I was angry and distracted by the two young women in The Pit Gym on Saturday.  I left the gym without completing even half of my planned exercises, partly because I lost my focus, and partly because I did not want to do my exercises around these two young women because I thought that they might get hurt, or cause me to get hurt.

The behind the head curls that I was doing laying on my back on the weight bench, I thought that the one young girl using the adjacent weight bench was going to get hit with the bar because she did not know the range of motion that I was going to do.  And I could see the same thing happening with the other young woman when I tried to do dumbbell flies.

Like I said, these two young women were treating this as a social outing, and I don’t think that they were paying enough attention or had been around weight rooms enough to know what I was going to do.  Them walking into to me, the bar, or the dumbbells while I was in motion would not only have gotten them hurt, it might have gotten me hurt too.

I just left, and I was angry and disgusted.  I went home and I updated the first blog post that I wrote about The Pit Gym back in December of 2017.  I began thinking that maybe this is what Dave Clem and his wife Wendy want, to get as many people to join The Pit Gym as possible, even if this results in the exact same problems as what happened at the West River Community Center and Anytime Fitness in Dickinson.

I am going to finish this blog post by giving some complaints written by other people about gyms and fitness centers:

From Men’s Health, Lou Schuler 9/22/15

  • The gym noob who sets her water bottle and clipboard on a bench isn’t trying to piss you off. She just doesn’t know better.
  • A bit less forgivable are the five teens using a single leg press machine, but forming a cordon that blocks off three other stations.
  • Or the young woman who sits on a machine for five minutes between sets because she’s returning texts.
  • Don’t tie up equipment that you don’t need for the exercise that you are doing.  The people who tie up squat racks when they aren’t even lifting. I’ve seen it used for stretches, or to hold onto while doing single-leg calf raises with their own body weight.

From Return of Kings, Kenzie Atkins 2/28/16
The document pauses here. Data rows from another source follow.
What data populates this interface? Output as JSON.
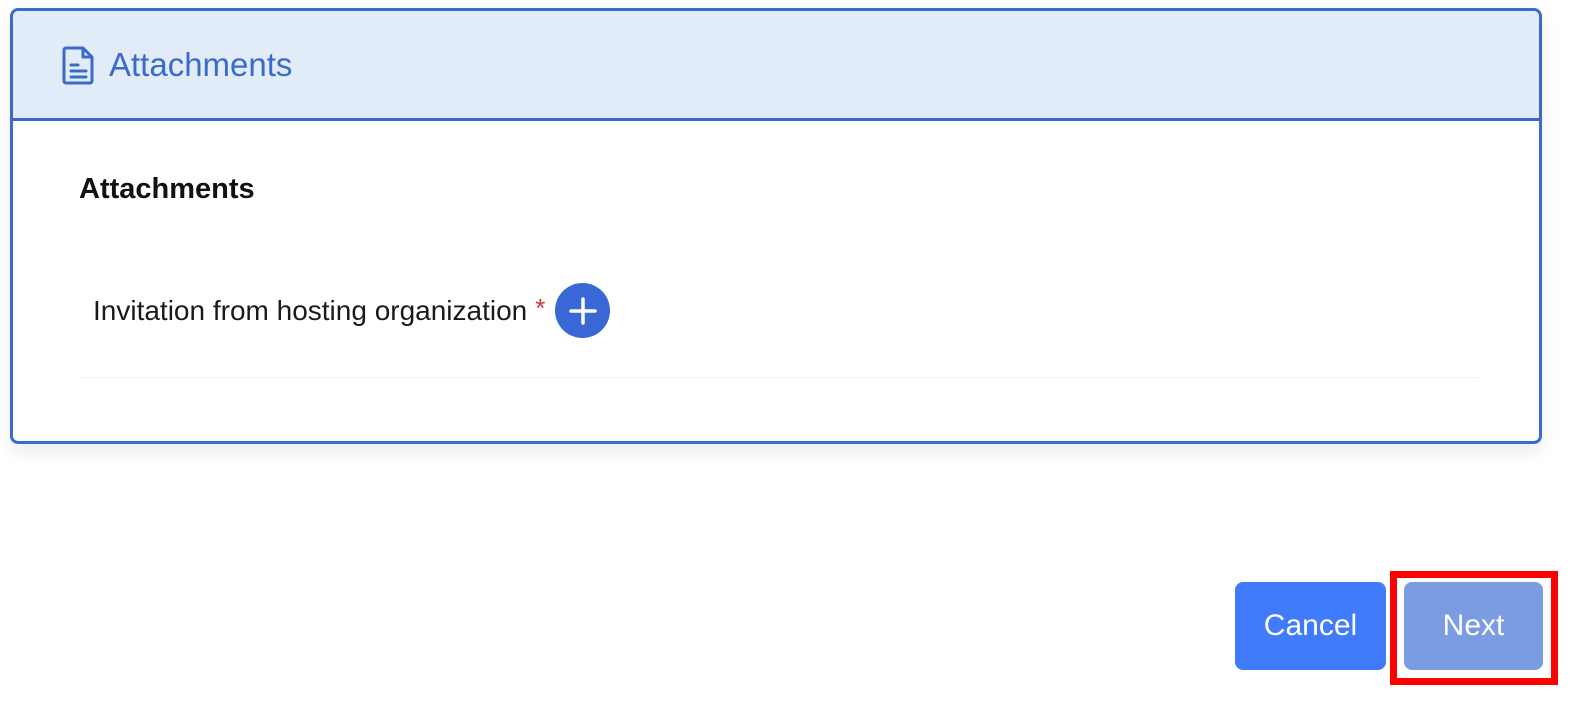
{
  "card": {
    "header_title": "Attachments",
    "header_icon": "document-icon",
    "section_title": "Attachments",
    "field": {
      "label": "Invitation from hosting organization",
      "required_mark": "*",
      "add_icon": "plus-icon"
    }
  },
  "actions": {
    "cancel_label": "Cancel",
    "next_label": "Next"
  },
  "colors": {
    "accent": "#3a6bc9",
    "header_bg": "#e1ecf8",
    "cancel_bg": "#3f7bfa",
    "next_bg": "#7b9be3",
    "required": "#d0343f",
    "highlight": "#ff0000"
  }
}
  • I find nothing more frustrating than walking into the gym and finding it full of women and estrogen.
  • Working out with other men increases your competitiveness and forces you to push yourself and improve your personal best.
  • Let me set the scene—you have gone into the gym with the intention of working your legs, you have a set routine, and it’s coming up to the squat part of your workout. You go to the squat rack to find that it is being used by a woman who has a bar weighing 50 lbs.  (She is using just the bar, with no weight.)
  • We are all men, and let’s be honest we are often checking out women. There are some alright women in the gym and this can be a distraction during a time when we should be concentrating on our workout and improving ourselves.
  • Mixed gyms discourage this kind of fellowship by changing the dynamic. Instead of the positive competitiveness of sport, there is a tendency to compete for the “cute” girl.
  • Men only gyms would encourage the positive traits of brotherhood and support, while giving us a distraction free environment to improve ourselves.

I don’t know what is going to happen.  Why can’t the women just stay over at the West River Community Center with the swimming pools, hot tub, tennis, racketball, basketball, volleyball, jogging track, exercise floor, aerobics rooms,  yoga, cardio equipment, weight area, childcare, women’s locker room, women’s showers, and women’s toilets.  They have way more equipment and amenities over there.  Why the fuck can’t they stay the fuck over there?

This video shows a woman powerlifter who is serious.

This video shows a woman powerlifter who is not serious enough.

This video shows a woman getting hit with weights in the gym.

This video shows a woman taking up equipment and not using it for what it is for.

This video shows women being a distraction in the gym.